2020 - The Year of the Rat
Celebrate Chinese Lunar New Year, a 23-day holiday that kicks off with a New Year’s Eve celebration with family and friends. There are plenty of ways to celebrate around San Diego County:
Chinese New Year Celebrations and Themed Activities
"Shen Yun.” Journey through 5,000 years of Chinese civilization as you experience ancient dynasties, myths and legends, and folk traditions in this spectacular production filled with classical Chinese dance, colorful costumes, captivating music and breathtaking backdrops. Jan. 17-21 at California Center for the Arts, Escondido (340 N. Escondido Blvd.) & Jan. 24-26 at San Diego Civic Theatre (1100 Third Ave., downtown San Diego). For tickets, visit www.shenyun.com/sd.
SeaWorld’s Lunar New Year Celebration. Honoring the Year of the Rat, this cultural event features extraordinary Chinese acrobats, mouthwatering cuisine and traditional performances. Weekends, Jan. 11-Feb. 2; visit website for hours and admission. Interstate 5, exit SeaWorld Dr., San Diego. www.seaworldsandiego.com
San Diego Lunar New Year Festival. Dragon and lion dances, firecrackers, food, games and and vendors. Jan. 17, 5-10 pm; Jan. 18, 11 am-10 pm & Jan. 19, 11 am-8 pm. $4-$6. SDCCU Stadium, Mission Valley. www.lunarnewyearfestival.org
Chinese New Year Festival.
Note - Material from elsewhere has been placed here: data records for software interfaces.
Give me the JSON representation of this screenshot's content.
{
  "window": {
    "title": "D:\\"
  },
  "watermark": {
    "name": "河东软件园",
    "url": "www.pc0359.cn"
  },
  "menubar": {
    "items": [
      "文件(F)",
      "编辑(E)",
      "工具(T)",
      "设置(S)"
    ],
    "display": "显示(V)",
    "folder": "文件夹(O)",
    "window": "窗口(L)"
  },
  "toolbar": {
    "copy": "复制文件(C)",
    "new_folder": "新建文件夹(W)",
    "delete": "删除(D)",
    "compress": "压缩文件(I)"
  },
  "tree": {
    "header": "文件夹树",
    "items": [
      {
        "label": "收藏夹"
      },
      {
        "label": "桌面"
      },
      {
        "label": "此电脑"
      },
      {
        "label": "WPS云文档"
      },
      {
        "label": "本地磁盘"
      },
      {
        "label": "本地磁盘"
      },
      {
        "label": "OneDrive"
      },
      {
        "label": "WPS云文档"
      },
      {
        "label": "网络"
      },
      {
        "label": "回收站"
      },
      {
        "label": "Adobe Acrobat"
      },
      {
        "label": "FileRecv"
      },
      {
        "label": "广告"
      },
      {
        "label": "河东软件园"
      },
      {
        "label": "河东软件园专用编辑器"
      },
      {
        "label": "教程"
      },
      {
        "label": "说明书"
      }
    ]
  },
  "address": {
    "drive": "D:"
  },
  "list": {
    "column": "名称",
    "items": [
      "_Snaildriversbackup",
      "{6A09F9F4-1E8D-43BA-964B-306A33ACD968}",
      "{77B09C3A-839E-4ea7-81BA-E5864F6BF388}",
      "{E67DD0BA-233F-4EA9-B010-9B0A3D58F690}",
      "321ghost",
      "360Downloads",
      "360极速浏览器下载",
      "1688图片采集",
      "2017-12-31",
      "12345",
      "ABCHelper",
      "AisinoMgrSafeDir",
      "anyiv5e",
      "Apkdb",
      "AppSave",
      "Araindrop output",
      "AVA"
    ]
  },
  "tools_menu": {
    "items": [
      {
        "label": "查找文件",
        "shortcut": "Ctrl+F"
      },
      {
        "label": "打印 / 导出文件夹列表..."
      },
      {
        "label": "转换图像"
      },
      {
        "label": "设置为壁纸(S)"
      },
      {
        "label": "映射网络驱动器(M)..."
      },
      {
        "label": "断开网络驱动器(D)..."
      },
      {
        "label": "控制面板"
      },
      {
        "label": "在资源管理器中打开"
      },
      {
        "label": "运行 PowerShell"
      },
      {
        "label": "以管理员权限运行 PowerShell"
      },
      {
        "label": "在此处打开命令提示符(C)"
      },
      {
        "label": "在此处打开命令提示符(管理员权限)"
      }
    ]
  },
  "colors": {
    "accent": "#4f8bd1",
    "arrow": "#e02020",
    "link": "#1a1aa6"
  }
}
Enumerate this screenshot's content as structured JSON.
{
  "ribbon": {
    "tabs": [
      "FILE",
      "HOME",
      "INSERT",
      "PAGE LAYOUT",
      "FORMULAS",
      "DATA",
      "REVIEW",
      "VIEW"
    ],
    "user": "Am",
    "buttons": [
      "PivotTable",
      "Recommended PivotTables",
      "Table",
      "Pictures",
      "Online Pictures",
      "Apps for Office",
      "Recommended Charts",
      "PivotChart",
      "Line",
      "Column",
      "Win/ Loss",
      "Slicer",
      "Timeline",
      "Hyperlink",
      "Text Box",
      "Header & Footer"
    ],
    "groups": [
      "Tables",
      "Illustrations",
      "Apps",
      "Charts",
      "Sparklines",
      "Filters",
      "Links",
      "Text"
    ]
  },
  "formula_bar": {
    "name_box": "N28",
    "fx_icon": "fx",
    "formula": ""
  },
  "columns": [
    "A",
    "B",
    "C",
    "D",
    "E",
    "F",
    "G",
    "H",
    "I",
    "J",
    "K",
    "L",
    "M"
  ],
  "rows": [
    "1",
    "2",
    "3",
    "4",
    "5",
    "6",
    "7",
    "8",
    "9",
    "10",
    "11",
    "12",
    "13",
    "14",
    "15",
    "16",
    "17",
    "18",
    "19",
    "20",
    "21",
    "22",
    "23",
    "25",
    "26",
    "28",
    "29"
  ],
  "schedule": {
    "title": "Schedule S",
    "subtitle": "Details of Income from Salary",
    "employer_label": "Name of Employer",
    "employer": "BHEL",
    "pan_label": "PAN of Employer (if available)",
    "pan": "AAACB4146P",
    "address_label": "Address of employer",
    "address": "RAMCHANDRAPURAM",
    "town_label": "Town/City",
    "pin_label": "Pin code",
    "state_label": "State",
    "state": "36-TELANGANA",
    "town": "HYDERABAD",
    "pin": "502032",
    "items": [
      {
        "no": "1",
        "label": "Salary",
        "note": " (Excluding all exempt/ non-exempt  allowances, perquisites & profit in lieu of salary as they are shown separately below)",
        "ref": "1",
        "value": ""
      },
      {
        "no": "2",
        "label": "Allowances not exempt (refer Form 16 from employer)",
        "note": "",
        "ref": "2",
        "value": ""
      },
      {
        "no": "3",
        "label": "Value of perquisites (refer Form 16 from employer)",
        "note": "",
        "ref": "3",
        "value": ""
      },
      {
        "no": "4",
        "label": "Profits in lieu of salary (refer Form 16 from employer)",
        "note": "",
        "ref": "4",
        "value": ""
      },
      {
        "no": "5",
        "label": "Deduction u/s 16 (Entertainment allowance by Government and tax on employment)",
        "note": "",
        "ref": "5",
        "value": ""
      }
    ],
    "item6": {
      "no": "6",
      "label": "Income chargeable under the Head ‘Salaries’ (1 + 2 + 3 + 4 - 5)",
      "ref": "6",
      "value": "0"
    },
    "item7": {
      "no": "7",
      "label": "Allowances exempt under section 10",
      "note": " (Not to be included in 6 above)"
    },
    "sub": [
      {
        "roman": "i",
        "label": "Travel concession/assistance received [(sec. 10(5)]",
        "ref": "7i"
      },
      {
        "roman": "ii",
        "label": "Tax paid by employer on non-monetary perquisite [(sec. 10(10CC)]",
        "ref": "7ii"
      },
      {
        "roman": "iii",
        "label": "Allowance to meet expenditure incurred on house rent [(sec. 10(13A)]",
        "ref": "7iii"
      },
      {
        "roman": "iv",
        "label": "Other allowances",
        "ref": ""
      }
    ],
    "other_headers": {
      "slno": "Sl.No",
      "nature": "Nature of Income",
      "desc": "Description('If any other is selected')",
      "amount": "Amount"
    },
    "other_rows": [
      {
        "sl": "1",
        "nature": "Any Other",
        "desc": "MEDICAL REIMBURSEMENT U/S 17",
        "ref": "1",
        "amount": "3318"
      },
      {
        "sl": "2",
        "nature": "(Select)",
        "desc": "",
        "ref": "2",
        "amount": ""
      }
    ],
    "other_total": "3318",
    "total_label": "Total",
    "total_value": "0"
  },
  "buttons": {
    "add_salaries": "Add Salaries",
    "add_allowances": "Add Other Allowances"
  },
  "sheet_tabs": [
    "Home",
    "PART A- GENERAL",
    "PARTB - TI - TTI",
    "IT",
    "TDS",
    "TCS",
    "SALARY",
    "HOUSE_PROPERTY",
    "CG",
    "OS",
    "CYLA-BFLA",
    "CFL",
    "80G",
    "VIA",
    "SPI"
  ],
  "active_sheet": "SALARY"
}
Lion dances, Chinese cuisine, calligraphy and crafts, and cultural performances. Jan. 25 & 26, 11 am-5 pm. Free admission. International Cottages, Balboa Park. www.sdhpr.org
Take a Walking Tour of the Asian Pacific Historic District. Second Saturday of each month, 11 am-noon. Free with museum admission. Reservations required. San Diego Chinese Historical Museum, 404 Third Ave., downtown San Diego. www.sdchm.org
Annual San Diego Chinese New Year Fair. Featuring lion dances, cultural performances, arts and crafts, food and more. Feb. 8 & 9, 10 am-5 pm. Third Ave. & J St., downtown San Diego. https://sdcny.org
San Diego Tet Festival. Celebrate the Vietnamese Lunar New Year with a variety of cultural attractions, carnival rides and games, lion dancing, contests, authentic Vietnamese food and live entertainment. Jan. 24-26; visit website for hours. Mira Mesa Community Park, 8575 New Salem St. www.sdtet.com
Dragons: Exploring the Symbolism of China’s Most Revered Creature. San Diego Chinese Historical Museum’s family-friendly exhibit celebrates this mythical creature across centuries of Chinese history. Tues.-Sun., visit website for hours. $5; under 12 free. Dr. Sun Yat-Sen Memorial Extension Site, 328 J St., downtown San Diego. www.sdchm.org
Learn how to make a festive lion lantern for Chinese New Year!
Chinese New Year Traditions
Firecrackers and fireworks are a traditional and important part of any New Year’s festival in China. The loud sounds of firecrackers are believed to scare away bad spirits, ensuring prosperity and good luck in the New Year. Similarly, the colorful lion and dragon dances are believed to frighten away the ferocious monster “Nian,” bringing peace and protection in the coming year.
Families and restaurants prepare a special menu to bring good fortune in the New Year. Fish signifies abundance, and chicken represents happiness and a long marriage. Sweets such as sesame balls and tangerines are served to bring prosperity. Making dumplings is a traditional New Year’s activity and these scrumptious treats symbolize wealth and good fortune.
Gong Xi Fa Cai! Happy New Year!